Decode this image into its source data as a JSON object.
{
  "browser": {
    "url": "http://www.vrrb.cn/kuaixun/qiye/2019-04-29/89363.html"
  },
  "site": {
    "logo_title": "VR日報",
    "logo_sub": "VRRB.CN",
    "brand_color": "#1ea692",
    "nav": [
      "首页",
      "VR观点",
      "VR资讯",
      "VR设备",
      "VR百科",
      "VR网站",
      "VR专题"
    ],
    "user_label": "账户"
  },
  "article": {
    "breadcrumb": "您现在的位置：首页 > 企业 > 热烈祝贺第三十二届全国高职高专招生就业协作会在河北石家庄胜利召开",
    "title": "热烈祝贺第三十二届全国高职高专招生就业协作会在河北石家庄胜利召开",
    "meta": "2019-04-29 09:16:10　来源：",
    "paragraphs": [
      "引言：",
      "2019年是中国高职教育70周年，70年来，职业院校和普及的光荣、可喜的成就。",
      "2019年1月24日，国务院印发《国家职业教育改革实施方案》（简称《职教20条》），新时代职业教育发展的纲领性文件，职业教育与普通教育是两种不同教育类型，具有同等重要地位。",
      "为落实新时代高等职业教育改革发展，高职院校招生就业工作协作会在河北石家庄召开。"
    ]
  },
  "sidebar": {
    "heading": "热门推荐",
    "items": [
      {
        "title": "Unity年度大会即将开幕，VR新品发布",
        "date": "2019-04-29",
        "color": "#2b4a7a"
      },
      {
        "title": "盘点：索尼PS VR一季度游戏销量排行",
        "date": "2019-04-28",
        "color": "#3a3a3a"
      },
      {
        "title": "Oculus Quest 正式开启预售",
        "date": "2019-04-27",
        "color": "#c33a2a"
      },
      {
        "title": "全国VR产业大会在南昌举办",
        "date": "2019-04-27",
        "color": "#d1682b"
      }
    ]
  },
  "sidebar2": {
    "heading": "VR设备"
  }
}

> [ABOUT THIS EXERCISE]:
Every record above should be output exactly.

> [SOLUTION TO THIS PROBLEM]:
Decode this image into its source data as a JSON object.
{
  "browser": {
    "url": "http://www.vrrb.cn/kuaixun/qiye/2019-04-29/89363.html"
  },
  "site": {
    "logo_title": "VR日報",
    "logo_sub": "VRRB.CN",
    "brand_color": "#1ea692",
    "nav": [
      "首页",
      "VR观点",
      "VR资讯",
      "VR设备",
      "VR百科",
      "VR网站",
      "VR专题"
    ],
    "user_label": "账户"
  },
  "article": {
    "breadcrumb": "您现在的位置：首页 > 企业 > 热烈祝贺第三十二届全国高职高专招生就业协作会在河北石家庄胜利召开",
    "title": "热烈祝贺第三十二届全国高职高专招生就业协作会在河北石家庄胜利召开",
    "meta": "2019-04-29 09:16:10　来源：",
    "paragraphs": [
      "引言：",
      "2019年是中国高职教育70周年，70年来，职业院校和普及的光荣、可喜的成就。",
      "2019年1月24日，国务院印发《国家职业教育改革实施方案》（简称《职教20条》），新时代职业教育发展的纲领性文件，职业教育与普通教育是两种不同教育类型，具有同等重要地位。",
      "为落实新时代高等职业教育改革发展，高职院校招生就业工作协作会在河北石家庄召开。"
    ]
  },
  "sidebar": {
    "heading": "热门推荐",
    "items": [
      {
        "title": "Unity年度大会即将开幕，VR新品发布",
        "date": "2019-04-29",
        "color": "#2b4a7a"
      },
      {
        "title": "盘点：索尼PS VR一季度游戏销量排行",
        "date": "2019-04-28",
        "color": "#3a3a3a"
      },
      {
        "title": "Oculus Quest 正式开启预售",
        "date": "2019-04-27",
        "color": "#c33a2a"
      },
      {
        "title": "全国VR产业大会在南昌举办",
        "date": "2019-04-27",
        "color": "#d1682b"
      }
    ]
  },
  "sidebar2": {
    "heading": "VR设备"
  }
}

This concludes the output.